Exercise directions: Match on the string "requirements" in the entries below and return every matching line.

Page and application data records:
::::::

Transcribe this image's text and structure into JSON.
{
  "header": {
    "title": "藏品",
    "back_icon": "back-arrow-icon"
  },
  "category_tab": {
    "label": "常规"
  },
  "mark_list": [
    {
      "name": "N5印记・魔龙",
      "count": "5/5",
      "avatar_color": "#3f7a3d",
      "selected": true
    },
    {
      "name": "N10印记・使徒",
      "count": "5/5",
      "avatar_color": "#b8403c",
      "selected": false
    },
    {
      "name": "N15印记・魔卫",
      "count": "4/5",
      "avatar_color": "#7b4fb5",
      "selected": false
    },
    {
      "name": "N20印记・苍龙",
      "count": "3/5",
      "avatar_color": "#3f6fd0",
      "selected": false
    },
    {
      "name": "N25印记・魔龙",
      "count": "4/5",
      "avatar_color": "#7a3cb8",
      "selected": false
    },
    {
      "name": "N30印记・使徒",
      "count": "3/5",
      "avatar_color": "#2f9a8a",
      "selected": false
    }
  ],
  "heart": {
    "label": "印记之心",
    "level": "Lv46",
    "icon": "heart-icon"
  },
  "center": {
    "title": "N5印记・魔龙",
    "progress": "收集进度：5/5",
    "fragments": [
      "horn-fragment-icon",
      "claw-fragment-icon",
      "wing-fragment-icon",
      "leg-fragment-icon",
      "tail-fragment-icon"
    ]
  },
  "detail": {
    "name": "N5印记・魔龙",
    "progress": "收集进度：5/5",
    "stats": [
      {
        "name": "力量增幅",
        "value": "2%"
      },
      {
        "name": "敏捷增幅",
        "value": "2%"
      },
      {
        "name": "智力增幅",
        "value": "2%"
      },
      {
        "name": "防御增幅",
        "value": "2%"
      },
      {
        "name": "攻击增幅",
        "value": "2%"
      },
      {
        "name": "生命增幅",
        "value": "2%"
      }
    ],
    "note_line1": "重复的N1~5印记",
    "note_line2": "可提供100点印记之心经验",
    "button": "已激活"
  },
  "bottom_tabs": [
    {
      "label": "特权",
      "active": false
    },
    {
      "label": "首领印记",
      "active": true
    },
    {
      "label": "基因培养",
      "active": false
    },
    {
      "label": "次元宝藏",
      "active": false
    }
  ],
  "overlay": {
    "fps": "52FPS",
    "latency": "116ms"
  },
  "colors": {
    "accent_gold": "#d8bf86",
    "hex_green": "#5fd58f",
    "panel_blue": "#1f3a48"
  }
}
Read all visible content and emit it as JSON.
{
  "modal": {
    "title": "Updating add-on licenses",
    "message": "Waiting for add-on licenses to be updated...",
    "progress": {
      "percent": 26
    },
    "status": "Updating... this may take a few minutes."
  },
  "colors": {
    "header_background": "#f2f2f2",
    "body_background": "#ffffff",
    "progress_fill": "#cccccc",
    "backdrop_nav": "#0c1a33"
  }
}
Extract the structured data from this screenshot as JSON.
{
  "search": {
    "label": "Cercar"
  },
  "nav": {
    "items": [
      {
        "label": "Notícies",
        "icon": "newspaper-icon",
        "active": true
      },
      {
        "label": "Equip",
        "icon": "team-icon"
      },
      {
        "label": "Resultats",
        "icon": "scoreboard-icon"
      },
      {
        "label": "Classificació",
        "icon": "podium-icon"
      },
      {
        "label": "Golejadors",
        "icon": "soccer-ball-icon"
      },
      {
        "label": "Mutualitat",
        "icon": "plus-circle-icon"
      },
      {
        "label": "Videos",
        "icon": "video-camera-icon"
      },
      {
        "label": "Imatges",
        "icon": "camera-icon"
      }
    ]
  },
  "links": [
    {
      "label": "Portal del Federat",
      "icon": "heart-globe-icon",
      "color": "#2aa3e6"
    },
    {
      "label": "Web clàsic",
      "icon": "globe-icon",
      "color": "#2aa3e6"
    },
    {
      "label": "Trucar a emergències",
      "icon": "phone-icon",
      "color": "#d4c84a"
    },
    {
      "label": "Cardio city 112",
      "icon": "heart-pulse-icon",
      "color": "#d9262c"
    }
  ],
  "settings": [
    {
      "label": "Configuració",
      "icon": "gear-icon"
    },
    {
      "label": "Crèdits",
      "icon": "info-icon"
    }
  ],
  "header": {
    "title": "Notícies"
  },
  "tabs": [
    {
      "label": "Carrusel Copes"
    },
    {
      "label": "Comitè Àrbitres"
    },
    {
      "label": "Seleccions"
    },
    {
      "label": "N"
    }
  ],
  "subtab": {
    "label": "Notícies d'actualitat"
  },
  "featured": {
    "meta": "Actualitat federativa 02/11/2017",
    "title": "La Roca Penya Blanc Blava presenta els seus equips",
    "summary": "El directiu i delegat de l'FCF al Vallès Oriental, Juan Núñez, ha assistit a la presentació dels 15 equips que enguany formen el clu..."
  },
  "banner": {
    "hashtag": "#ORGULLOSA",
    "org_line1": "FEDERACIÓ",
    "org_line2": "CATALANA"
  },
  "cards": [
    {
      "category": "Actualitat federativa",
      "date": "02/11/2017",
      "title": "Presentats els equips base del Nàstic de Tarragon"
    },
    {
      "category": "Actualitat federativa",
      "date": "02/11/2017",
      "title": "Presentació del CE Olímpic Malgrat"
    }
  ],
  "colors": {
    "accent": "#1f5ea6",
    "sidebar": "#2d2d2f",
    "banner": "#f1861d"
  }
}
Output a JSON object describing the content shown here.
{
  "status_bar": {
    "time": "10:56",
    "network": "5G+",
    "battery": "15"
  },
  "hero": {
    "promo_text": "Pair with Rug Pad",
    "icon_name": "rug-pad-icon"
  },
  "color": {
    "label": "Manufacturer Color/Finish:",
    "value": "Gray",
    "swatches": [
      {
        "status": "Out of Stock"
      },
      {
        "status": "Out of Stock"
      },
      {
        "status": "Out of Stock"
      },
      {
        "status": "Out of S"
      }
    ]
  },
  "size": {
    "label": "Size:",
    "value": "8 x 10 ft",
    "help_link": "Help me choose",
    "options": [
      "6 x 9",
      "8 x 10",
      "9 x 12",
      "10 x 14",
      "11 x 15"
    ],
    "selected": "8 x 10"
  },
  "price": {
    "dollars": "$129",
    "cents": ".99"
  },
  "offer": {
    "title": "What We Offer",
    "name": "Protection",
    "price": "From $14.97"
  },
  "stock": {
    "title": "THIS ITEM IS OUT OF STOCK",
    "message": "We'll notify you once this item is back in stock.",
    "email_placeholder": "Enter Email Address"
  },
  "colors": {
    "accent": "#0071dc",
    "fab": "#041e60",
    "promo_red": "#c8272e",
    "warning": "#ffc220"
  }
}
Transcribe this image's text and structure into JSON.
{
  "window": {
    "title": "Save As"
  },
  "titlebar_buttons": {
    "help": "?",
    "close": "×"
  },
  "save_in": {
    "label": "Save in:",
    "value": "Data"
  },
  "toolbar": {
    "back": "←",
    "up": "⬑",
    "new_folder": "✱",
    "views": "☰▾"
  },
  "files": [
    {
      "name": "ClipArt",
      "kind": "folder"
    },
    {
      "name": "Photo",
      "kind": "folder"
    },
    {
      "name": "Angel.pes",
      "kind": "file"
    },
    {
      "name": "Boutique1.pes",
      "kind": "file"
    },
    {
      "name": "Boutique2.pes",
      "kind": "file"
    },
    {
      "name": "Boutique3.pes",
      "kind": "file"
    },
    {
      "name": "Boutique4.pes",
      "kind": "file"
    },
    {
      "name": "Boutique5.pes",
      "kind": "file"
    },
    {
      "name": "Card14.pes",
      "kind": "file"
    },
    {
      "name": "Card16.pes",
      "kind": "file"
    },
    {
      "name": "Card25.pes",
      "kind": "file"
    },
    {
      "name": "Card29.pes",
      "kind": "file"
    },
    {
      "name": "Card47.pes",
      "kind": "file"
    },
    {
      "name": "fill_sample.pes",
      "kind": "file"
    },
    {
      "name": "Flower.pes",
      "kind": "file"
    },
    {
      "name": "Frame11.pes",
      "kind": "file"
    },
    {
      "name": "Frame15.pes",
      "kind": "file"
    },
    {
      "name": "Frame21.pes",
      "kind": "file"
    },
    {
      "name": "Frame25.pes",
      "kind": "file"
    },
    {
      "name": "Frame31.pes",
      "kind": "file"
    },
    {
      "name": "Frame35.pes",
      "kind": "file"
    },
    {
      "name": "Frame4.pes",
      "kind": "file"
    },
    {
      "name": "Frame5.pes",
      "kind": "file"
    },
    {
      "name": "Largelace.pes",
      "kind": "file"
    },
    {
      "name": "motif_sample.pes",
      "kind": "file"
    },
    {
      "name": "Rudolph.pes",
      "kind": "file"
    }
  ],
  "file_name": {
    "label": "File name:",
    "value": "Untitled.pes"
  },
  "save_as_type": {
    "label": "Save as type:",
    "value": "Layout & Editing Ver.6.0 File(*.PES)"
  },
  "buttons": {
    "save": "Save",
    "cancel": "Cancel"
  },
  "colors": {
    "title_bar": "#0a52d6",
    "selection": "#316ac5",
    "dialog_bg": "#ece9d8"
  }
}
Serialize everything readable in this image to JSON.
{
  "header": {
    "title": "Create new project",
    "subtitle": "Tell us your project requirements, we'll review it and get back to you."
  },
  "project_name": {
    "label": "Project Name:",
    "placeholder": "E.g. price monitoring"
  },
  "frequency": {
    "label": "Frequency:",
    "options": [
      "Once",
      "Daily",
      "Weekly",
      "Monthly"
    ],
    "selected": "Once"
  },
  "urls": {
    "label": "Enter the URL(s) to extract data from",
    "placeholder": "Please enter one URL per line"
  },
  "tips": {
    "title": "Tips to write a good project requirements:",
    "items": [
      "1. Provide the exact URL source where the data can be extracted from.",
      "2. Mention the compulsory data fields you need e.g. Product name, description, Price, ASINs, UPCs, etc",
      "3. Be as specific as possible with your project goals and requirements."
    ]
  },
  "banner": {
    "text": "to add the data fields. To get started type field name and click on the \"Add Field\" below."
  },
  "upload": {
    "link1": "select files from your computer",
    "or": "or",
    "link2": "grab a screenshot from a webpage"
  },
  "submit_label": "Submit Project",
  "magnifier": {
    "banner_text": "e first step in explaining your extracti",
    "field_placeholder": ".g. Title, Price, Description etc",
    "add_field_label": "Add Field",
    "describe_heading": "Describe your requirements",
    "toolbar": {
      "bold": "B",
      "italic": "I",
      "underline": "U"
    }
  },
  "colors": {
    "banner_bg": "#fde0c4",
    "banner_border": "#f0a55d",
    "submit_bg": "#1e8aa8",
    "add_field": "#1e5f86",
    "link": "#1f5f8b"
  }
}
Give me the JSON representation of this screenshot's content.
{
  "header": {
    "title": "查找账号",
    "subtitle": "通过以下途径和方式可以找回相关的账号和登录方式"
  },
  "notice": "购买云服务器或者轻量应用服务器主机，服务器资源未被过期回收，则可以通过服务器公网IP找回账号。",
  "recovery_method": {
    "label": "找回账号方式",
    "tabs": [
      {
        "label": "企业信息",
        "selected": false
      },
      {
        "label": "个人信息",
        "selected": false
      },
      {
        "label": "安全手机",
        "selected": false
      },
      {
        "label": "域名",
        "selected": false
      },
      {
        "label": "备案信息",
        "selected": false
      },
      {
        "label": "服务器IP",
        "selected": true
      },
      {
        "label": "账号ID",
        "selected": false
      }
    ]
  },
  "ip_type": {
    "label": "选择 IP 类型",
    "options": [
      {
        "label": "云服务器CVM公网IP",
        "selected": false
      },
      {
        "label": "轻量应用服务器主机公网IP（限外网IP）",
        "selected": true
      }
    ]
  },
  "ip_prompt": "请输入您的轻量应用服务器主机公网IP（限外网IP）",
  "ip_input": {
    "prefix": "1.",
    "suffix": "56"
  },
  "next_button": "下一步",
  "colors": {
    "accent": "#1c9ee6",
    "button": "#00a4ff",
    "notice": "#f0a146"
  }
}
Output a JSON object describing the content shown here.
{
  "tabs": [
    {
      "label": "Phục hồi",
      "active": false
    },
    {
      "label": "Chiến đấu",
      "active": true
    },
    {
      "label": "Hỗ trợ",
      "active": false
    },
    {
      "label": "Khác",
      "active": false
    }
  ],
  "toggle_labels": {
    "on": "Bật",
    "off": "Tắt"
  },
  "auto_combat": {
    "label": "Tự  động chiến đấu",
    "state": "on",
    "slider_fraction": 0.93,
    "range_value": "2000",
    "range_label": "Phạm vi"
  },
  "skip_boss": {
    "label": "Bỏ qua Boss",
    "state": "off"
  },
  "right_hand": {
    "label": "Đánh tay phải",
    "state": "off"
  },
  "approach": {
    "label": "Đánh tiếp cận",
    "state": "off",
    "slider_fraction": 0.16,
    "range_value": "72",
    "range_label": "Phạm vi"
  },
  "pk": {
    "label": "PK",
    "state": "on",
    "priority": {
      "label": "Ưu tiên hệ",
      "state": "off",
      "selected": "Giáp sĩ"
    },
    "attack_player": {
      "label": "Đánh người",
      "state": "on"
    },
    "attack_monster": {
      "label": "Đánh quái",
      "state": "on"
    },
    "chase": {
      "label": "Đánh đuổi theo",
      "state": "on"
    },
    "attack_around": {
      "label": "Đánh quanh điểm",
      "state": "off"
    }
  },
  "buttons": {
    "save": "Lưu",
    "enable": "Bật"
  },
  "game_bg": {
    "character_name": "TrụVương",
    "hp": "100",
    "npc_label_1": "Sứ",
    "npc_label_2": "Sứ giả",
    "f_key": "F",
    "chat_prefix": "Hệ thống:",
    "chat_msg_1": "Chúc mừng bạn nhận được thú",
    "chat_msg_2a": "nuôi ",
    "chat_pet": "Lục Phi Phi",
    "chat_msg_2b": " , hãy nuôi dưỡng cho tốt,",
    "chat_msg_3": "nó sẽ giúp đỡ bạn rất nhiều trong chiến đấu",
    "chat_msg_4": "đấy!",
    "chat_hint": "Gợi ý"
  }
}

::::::

Exercise solution:
    "subtitle": "Tell us your project requirements, we'll review it and get back to you."
    "title": "Tips to write a good project requirements:",
      "3. Be as specific as possible with your project goals and requirements."
    "describe_heading": "Describe your requirements",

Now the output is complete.